Passers-by found Miss Shuck’s body along the shoulder of eastbound I-70 near Bill Moxley Road at about 6 a.m.

Investigators said Miss Shuck was last seen in New Mexico about 10 days ago.


Girl fatally shocked before game

A 14-year-old girl was fatally shocked yesterday in Druid Hill Park after she leaned on a fence to stretch before a baseball game, fire officials said.

Teammates saw the girl put her foot on the fence and then fall to the ground about 8 p.m., said Kevin Cartwright, a spokesman for the Baltimore Fire Department. The girl was not breathing, and paramedics were summoned.

She was taken to Sinai Hospital, where she was pronounced dead.

Mr. Cartwright said firefighters reported that a power line above the fence was sagging and touched the fence that the girl leaned on. Baltimore Gas and Electric Co. officials were notified, he said.


Va. murder suspect to stay in Maryland

A judge yesterday granted a prosecutor’s request to continue for 60 days the case of a man suspected of killing four of his relatives in the Virginia part of the Eastern Shore.

The decision means Ronald L. Shrieves will remain on the Maryland side of the border for now.

Mr. Shrieves, 32, of Modest Town, Va., is accused of killing his parents and a young niece and nephew last month in Accomack County, Va., and fleeing to Maryland.

He was captured the next day near Girdletree and is charged with four counts of homicide.

At an April 21 hearing, public defender W. Burton Anderson said he would seek a governor’s warrant from Virginia authorities before his client is extradited.

Under such a warrant, the governor of Virginia will formally ask the governor of Maryland to return Mr. Shrieves to Virginia.

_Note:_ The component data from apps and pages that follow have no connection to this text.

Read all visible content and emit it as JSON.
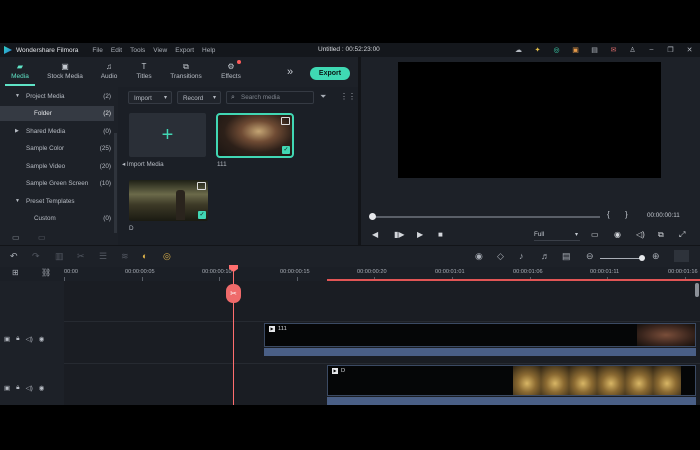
{
  "app": {
    "name": "Wondershare Filmora",
    "title": "Untitled : 00:52:23:00"
  },
  "menu": [
    "File",
    "Edit",
    "Tools",
    "View",
    "Export",
    "Help"
  ],
  "tabs": [
    {
      "label": "Media",
      "icon": "folder-icon"
    },
    {
      "label": "Stock Media",
      "icon": "stock-media-icon"
    },
    {
      "label": "Audio",
      "icon": "music-note-icon"
    },
    {
      "label": "Titles",
      "icon": "text-icon"
    },
    {
      "label": "Transitions",
      "icon": "transitions-icon"
    },
    {
      "label": "Effects",
      "icon": "effects-icon"
    }
  ],
  "export_label": "Export",
  "sidebar": {
    "items": [
      {
        "label": "Project Media",
        "count": "(2)"
      },
      {
        "label": "Folder",
        "count": "(2)"
      },
      {
        "label": "Shared Media",
        "count": "(0)"
      },
      {
        "label": "Sample Color",
        "count": "(25)"
      },
      {
        "label": "Sample Video",
        "count": "(20)"
      },
      {
        "label": "Sample Green Screen",
        "count": "(10)"
      },
      {
        "label": "Preset Templates",
        "count": ""
      },
      {
        "label": "Custom",
        "count": "(0)"
      }
    ]
  },
  "media": {
    "import_label": "Import",
    "record_label": "Record",
    "search_placeholder": "Search media",
    "import_media_label": "Import Media",
    "items": [
      {
        "name": "111"
      },
      {
        "name": "D"
      }
    ]
  },
  "preview": {
    "timecode": "00:00:00:11",
    "quality": "Full"
  },
  "ruler": [
    "00:00",
    "00:00:00:05",
    "00:00:00:10",
    "00:00:00:15",
    "00:00:00:20",
    "00:00:01:01",
    "00:00:01:06",
    "00:00:01:11",
    "00:00:01:16"
  ],
  "timeline": {
    "clips": [
      {
        "name": "111"
      },
      {
        "name": "D"
      }
    ]
  }
}
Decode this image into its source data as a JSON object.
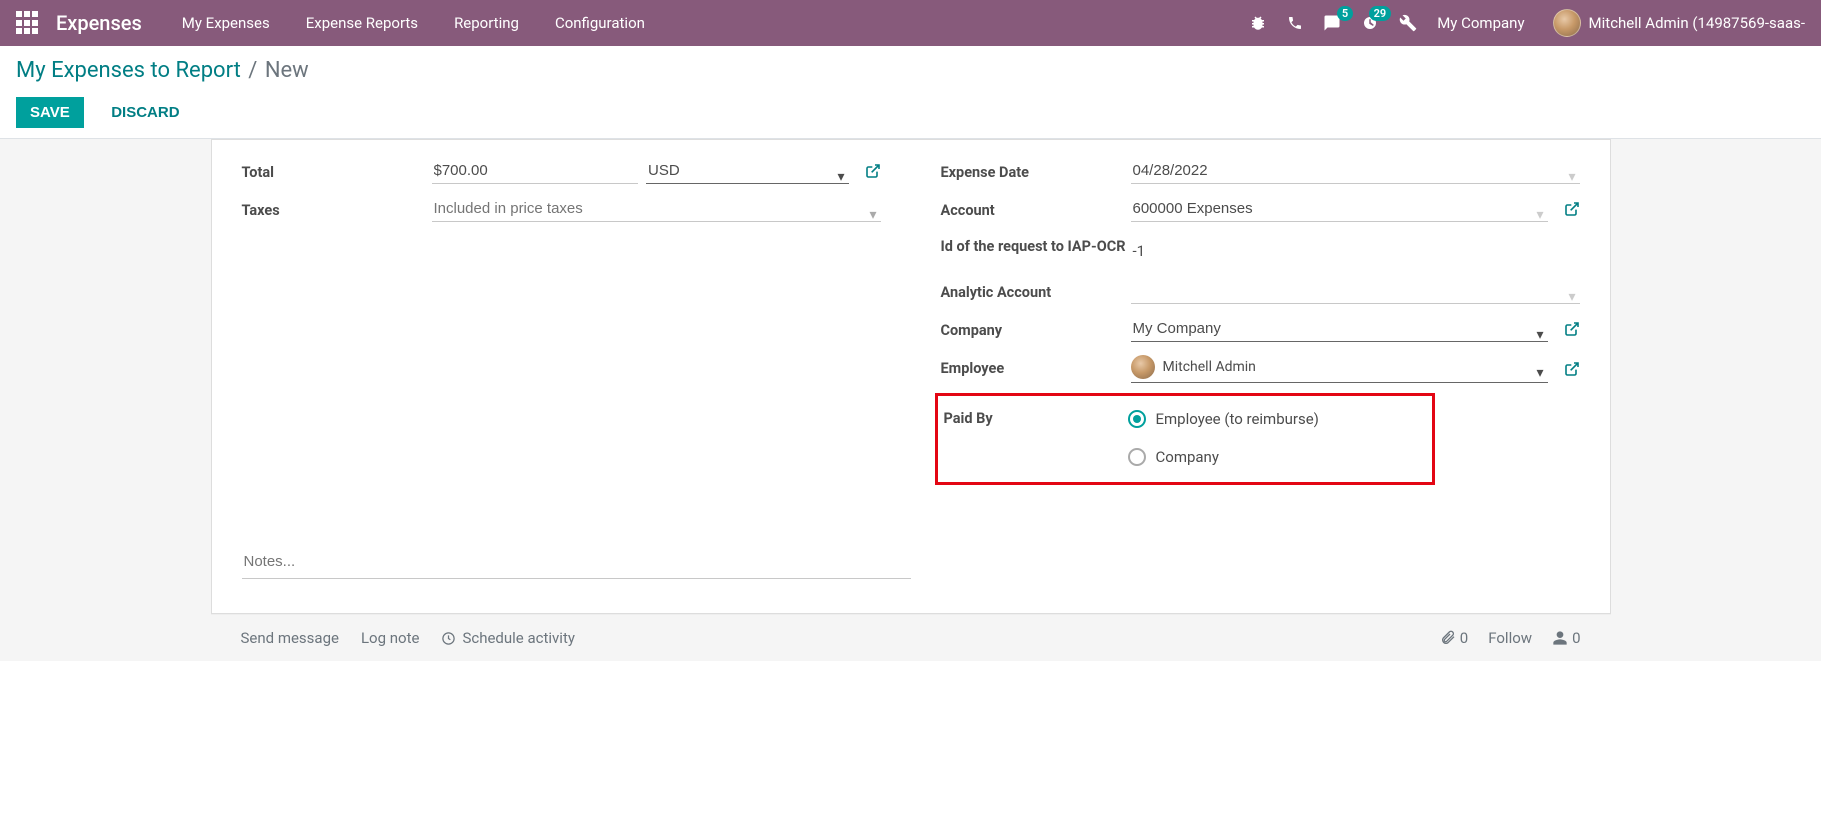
{
  "navbar": {
    "brand": "Expenses",
    "menu": [
      "My Expenses",
      "Expense Reports",
      "Reporting",
      "Configuration"
    ],
    "messages_badge": "5",
    "activities_badge": "29",
    "company": "My Company",
    "user": "Mitchell Admin (14987569-saas-"
  },
  "breadcrumb": {
    "parent": "My Expenses to Report",
    "current": "New"
  },
  "buttons": {
    "save": "Save",
    "discard": "Discard"
  },
  "left": {
    "total_label": "Total",
    "total_value": "$700.00",
    "currency": "USD",
    "taxes_label": "Taxes",
    "taxes_placeholder": "Included in price taxes"
  },
  "right": {
    "date_label": "Expense Date",
    "date_value": "04/28/2022",
    "account_label": "Account",
    "account_value": "600000 Expenses",
    "iap_label": "Id of the request to IAP-OCR",
    "iap_value": "-1",
    "analytic_label": "Analytic Account",
    "analytic_value": "",
    "company_label": "Company",
    "company_value": "My Company",
    "employee_label": "Employee",
    "employee_value": "Mitchell Admin",
    "paidby_label": "Paid By",
    "paidby_opt1": "Employee (to reimburse)",
    "paidby_opt2": "Company"
  },
  "notes_placeholder": "Notes...",
  "chatter": {
    "send": "Send message",
    "log": "Log note",
    "schedule": "Schedule activity",
    "attach_count": "0",
    "follow": "Follow",
    "followers": "0"
  }
}
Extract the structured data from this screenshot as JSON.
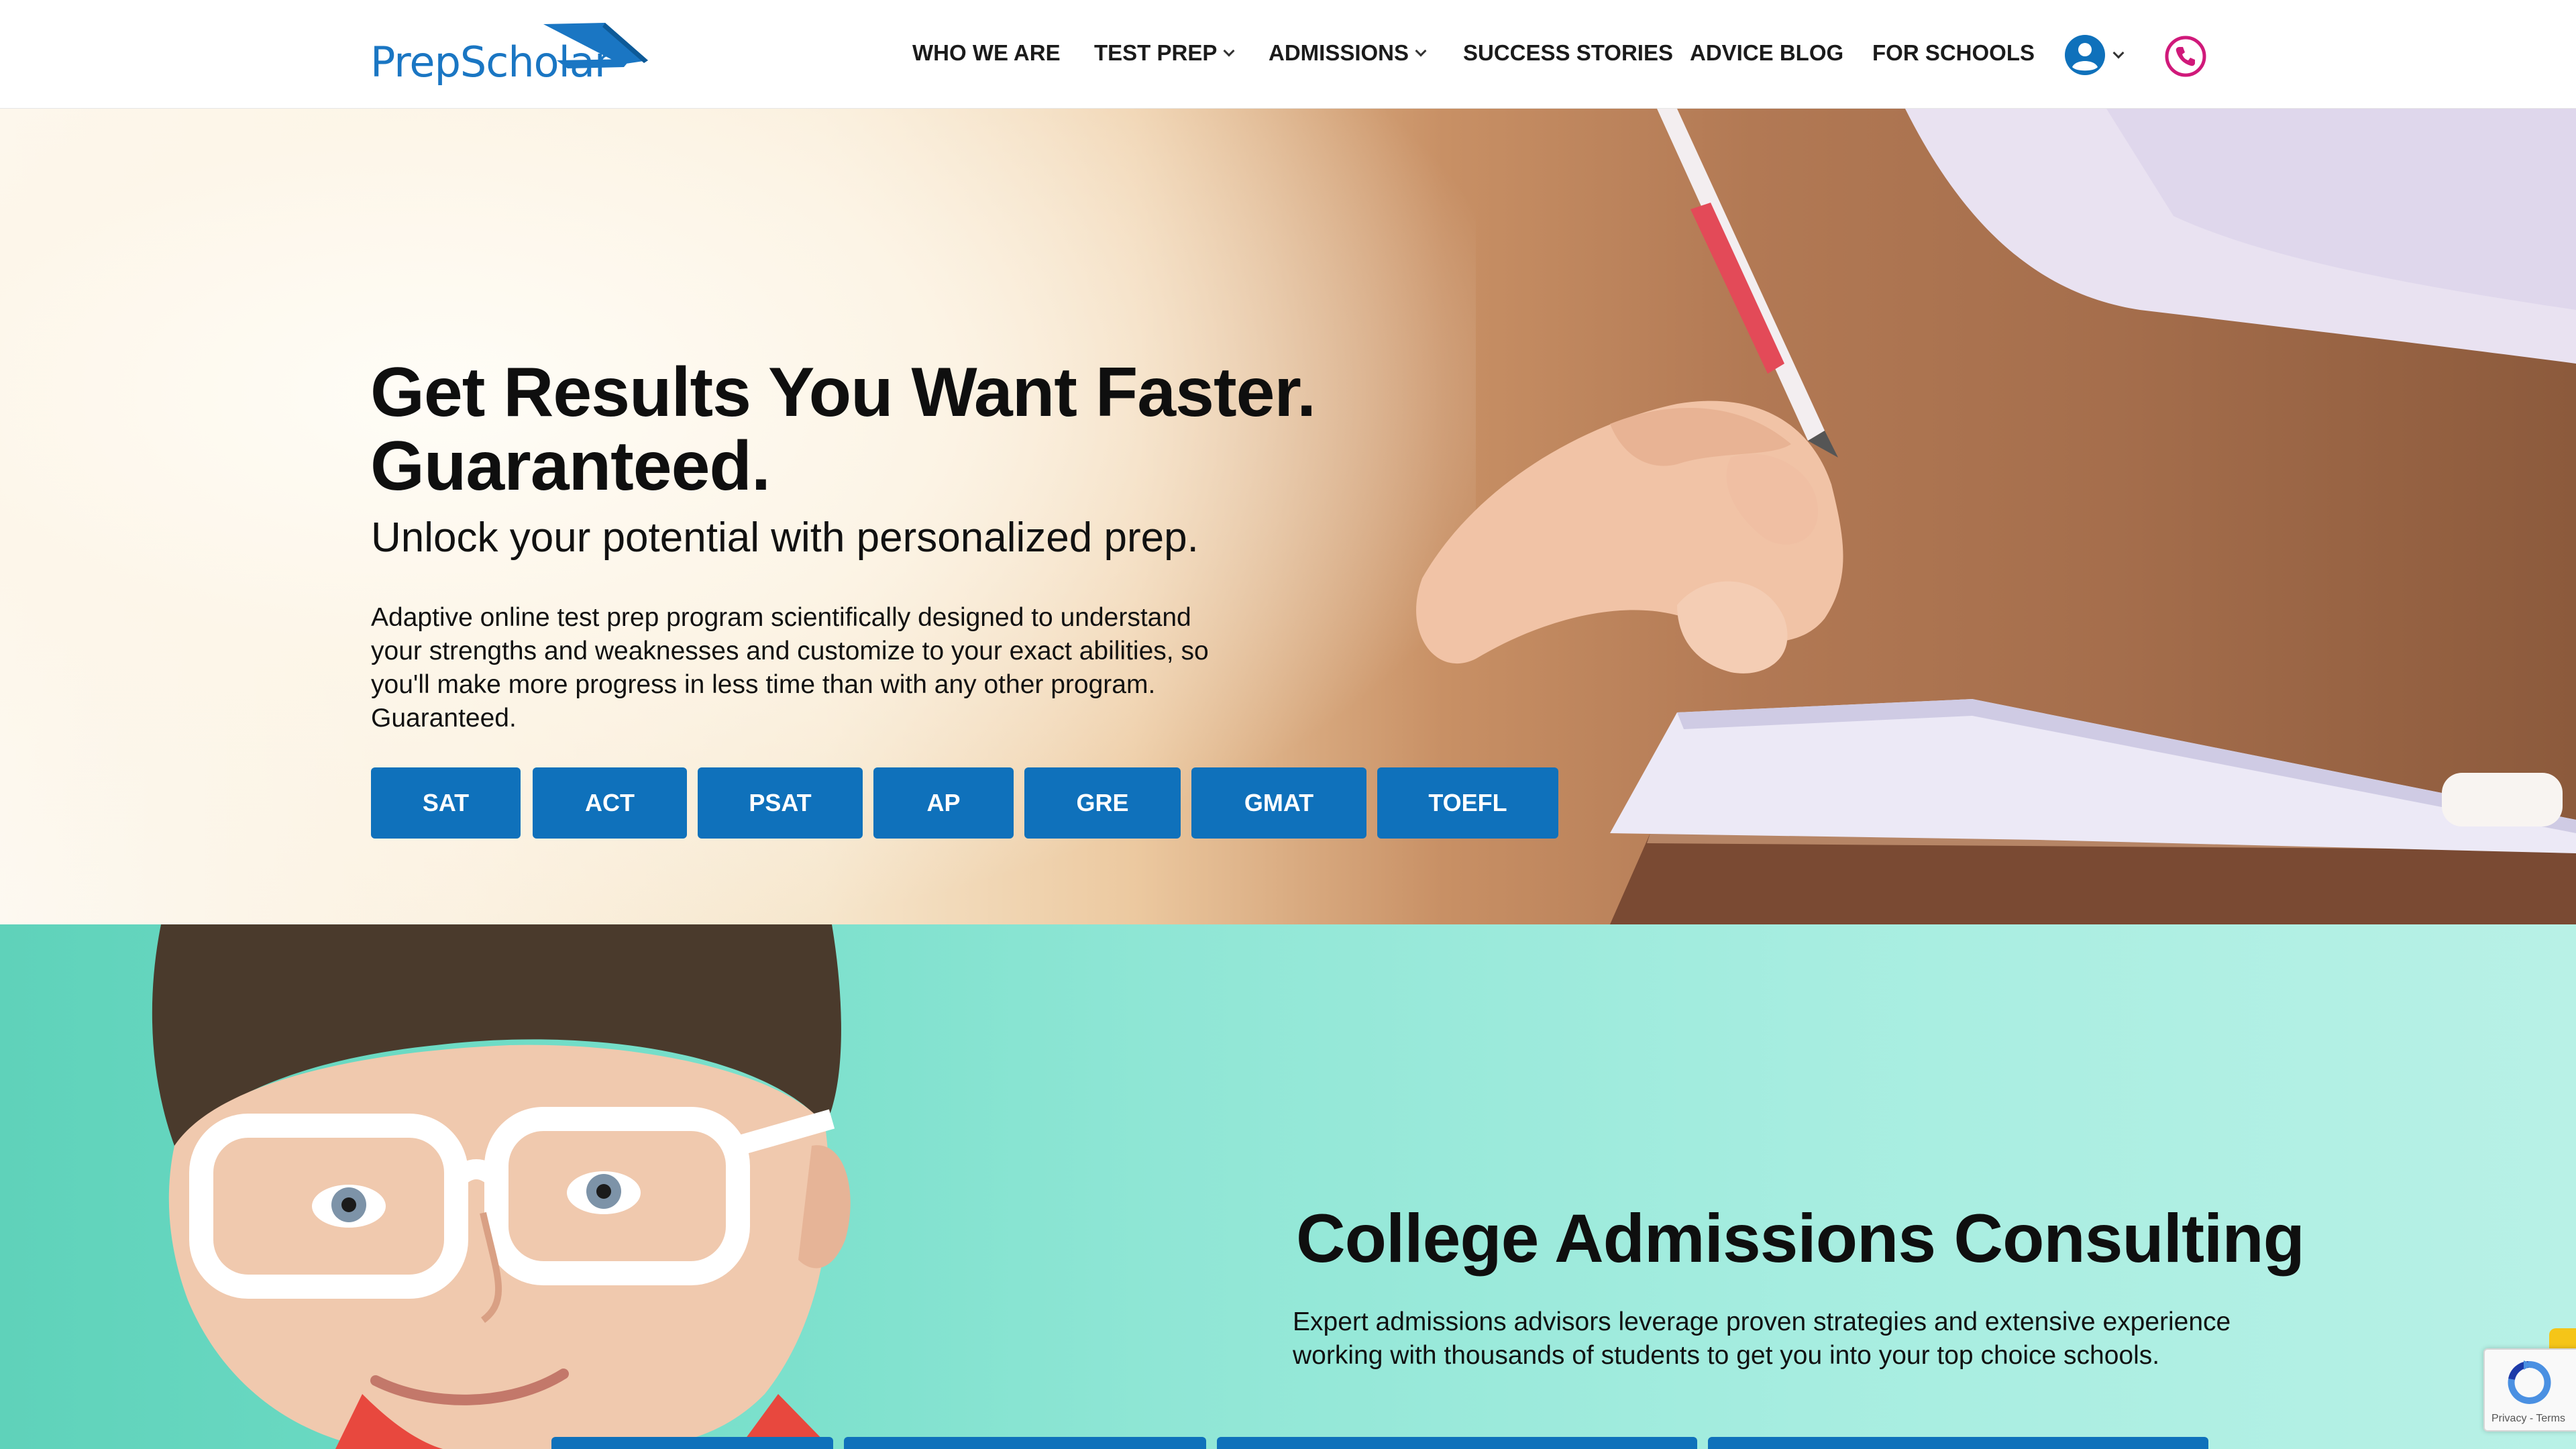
{
  "header": {
    "logo_text": "PrepScholar",
    "nav": [
      {
        "label": "WHO WE ARE",
        "has_dropdown": false
      },
      {
        "label": "TEST PREP",
        "has_dropdown": true
      },
      {
        "label": "ADMISSIONS",
        "has_dropdown": true
      },
      {
        "label": "SUCCESS STORIES",
        "has_dropdown": false
      },
      {
        "label": "ADVICE BLOG",
        "has_dropdown": false
      },
      {
        "label": "FOR SCHOOLS",
        "has_dropdown": false
      }
    ],
    "user_icon": "user-circle-icon",
    "phone_icon": "phone-icon"
  },
  "hero": {
    "title_line1": "Get Results You Want Faster.",
    "title_line2": "Guaranteed.",
    "subtitle": "Unlock your potential with personalized prep.",
    "description": "Adaptive online test prep program scientifically designed to understand your strengths and weaknesses and customize to your exact abilities, so you'll make more progress in less time than with any other program. Guaranteed.",
    "tests": [
      "SAT",
      "ACT",
      "PSAT",
      "AP",
      "GRE",
      "GMAT",
      "TOEFL"
    ]
  },
  "admissions": {
    "title": "College Admissions Consulting",
    "description": "Expert admissions advisors leverage proven strategies and extensive experience working with thousands of students to get you into your top choice schools."
  },
  "recaptcha": {
    "text": "Privacy - Terms"
  },
  "colors": {
    "brand_blue": "#0f71bb",
    "logo_blue": "#1a76c3",
    "phone_pink": "#d0197a",
    "admissions_teal": "#8fe6d5"
  }
}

Worcester County District Judge Gerald V. Purnell granted the request of Assistant State’s Attorney Michael W. Farlow for a 60-day continuance of the case.

Mr. Shrieves will remain in the Worcester County Detention Center until his next court date, which is June 30.

From wire dispatches and staff reports

Copyright © 2018 The Washington Times, LLC. Click here for reprint permission.

The Washington Times Comment Policy

The Washington Times is switching its third-party commenting system from Disqus to Spot.IM. You will need to either create an account with Spot.im or if you wish to use your Disqus account look under the Conversation for the link "Have a Disqus Account?". Please read our Comment Policy before commenting.


Click to Read More

Click to Hide